Normally, an ambulance takes a patient directly to the emergency room but on Friday the Department of Health and Environmental Control sent out an email to all 911 dispatchers that had them thinking that might not be the case anymore.
The email made it seem like all private EMT's could no longer transport patients to the ER.
DHEC says that is not the case. The email was not meant for all private companies. It was only meant for those private companies that are not following state laws, which are having a contract with local 911 dispatchers and being up to code.
"What we have to look at, according to state law, is what's in the best interest of the patient. The obvious answer is that the responding ambulance service must have the proper equipment, staffing, training, and medication on board to respond to true emergency situations," said Jim Beasley, a spokesperson for DHEC.

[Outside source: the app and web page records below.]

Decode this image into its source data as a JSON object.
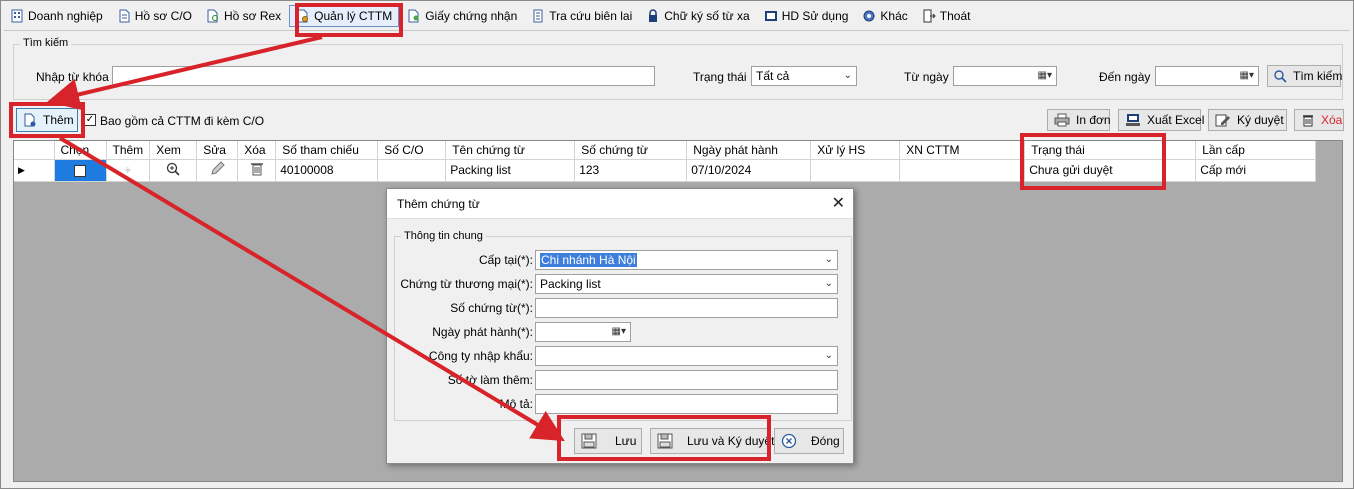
{
  "menu": {
    "items": [
      {
        "label": "Doanh nghiệp",
        "icon": "building-icon"
      },
      {
        "label": "Hồ sơ C/O",
        "icon": "document-icon"
      },
      {
        "label": "Hồ sơ Rex",
        "icon": "document-search-icon"
      },
      {
        "label": "Quản lý CTTM",
        "icon": "document-gear-icon"
      },
      {
        "label": "Giấy chứng nhận",
        "icon": "certificate-icon"
      },
      {
        "label": "Tra cứu biên lai",
        "icon": "receipt-icon"
      },
      {
        "label": "Chữ ký số từ xa",
        "icon": "lock-icon"
      },
      {
        "label": "HD Sử dụng",
        "icon": "help-icon"
      },
      {
        "label": "Khác",
        "icon": "gear-icon"
      },
      {
        "label": "Thoát",
        "icon": "exit-icon"
      }
    ]
  },
  "search": {
    "group_title": "Tìm kiếm",
    "keyword_label": "Nhập từ khóa",
    "keyword_value": "",
    "status_label": "Trạng thái",
    "status_value": "Tất cả",
    "from_label": "Từ ngày",
    "from_value": "",
    "to_label": "Đến ngày",
    "to_value": "",
    "search_button": "Tìm kiếm"
  },
  "toolbar": {
    "add_button": "Thêm",
    "include_checkbox_label": "Bao gồm cả CTTM đi kèm C/O",
    "include_checked": true,
    "print_button": "In đơn",
    "export_button": "Xuất Excel",
    "sign_button": "Ký duyệt",
    "delete_button": "Xóa"
  },
  "grid": {
    "columns": [
      "Chọn",
      "Thêm",
      "Xem",
      "Sửa",
      "Xóa",
      "Số tham chiếu",
      "Số C/O",
      "Tên chứng từ",
      "Số chứng từ",
      "Ngày phát hành",
      "Xử lý HS",
      "XN CTTM",
      "Trạng thái",
      "Lần cấp"
    ],
    "rows": [
      {
        "ref_no": "40100008",
        "co_no": "",
        "doc_name": "Packing list",
        "doc_no": "123",
        "issue_date": "07/10/2024",
        "processing": "",
        "confirm": "",
        "status": "Chưa gửi duyệt",
        "issue_count": "Cấp mới"
      }
    ]
  },
  "dialog": {
    "title": "Thêm chứng từ",
    "group_title": "Thông tin chung",
    "fields": {
      "issued_at_label": "Cấp tại(*):",
      "issued_at_value": "Chi nhánh Hà Nội",
      "commercial_doc_label": "Chứng từ thương mại(*):",
      "commercial_doc_value": "Packing list",
      "doc_no_label": "Số chứng từ(*):",
      "doc_no_value": "",
      "issue_date_label": "Ngày phát hành(*):",
      "issue_date_value": "",
      "importer_label": "Công ty nhập khẩu:",
      "importer_value": "",
      "extra_pages_label": "Số tờ làm thêm:",
      "extra_pages_value": "",
      "description_label": "Mô tả:",
      "description_value": ""
    },
    "save_button": "Lưu",
    "save_sign_button": "Lưu và Ký duyệt",
    "close_button": "Đóng"
  },
  "colors": {
    "highlight": "#d8232a",
    "selected_text_bg": "#3d7fdb",
    "selected_cell_bg": "#1e7ce0",
    "grid_background": "#ababab"
  }
}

Beasley says the email sent out was too broad. He said many companies are following the law, but some are not.
The president of Shoreline Medical Transport, a private company that provides EMT services to Jasper and Beaufort Counties, said he thought there was a new rule prohibiting all EMT's from transporting patients. He was happy to hear that that's not the case.
"I don't think they're wrong in thinking that something does need to be done. It's they're job to make sure the sick people get where the need to go, and some people weren't doing it the right way," Scot Parsick said. "It is their job to look after that, and that's what they're trying to do."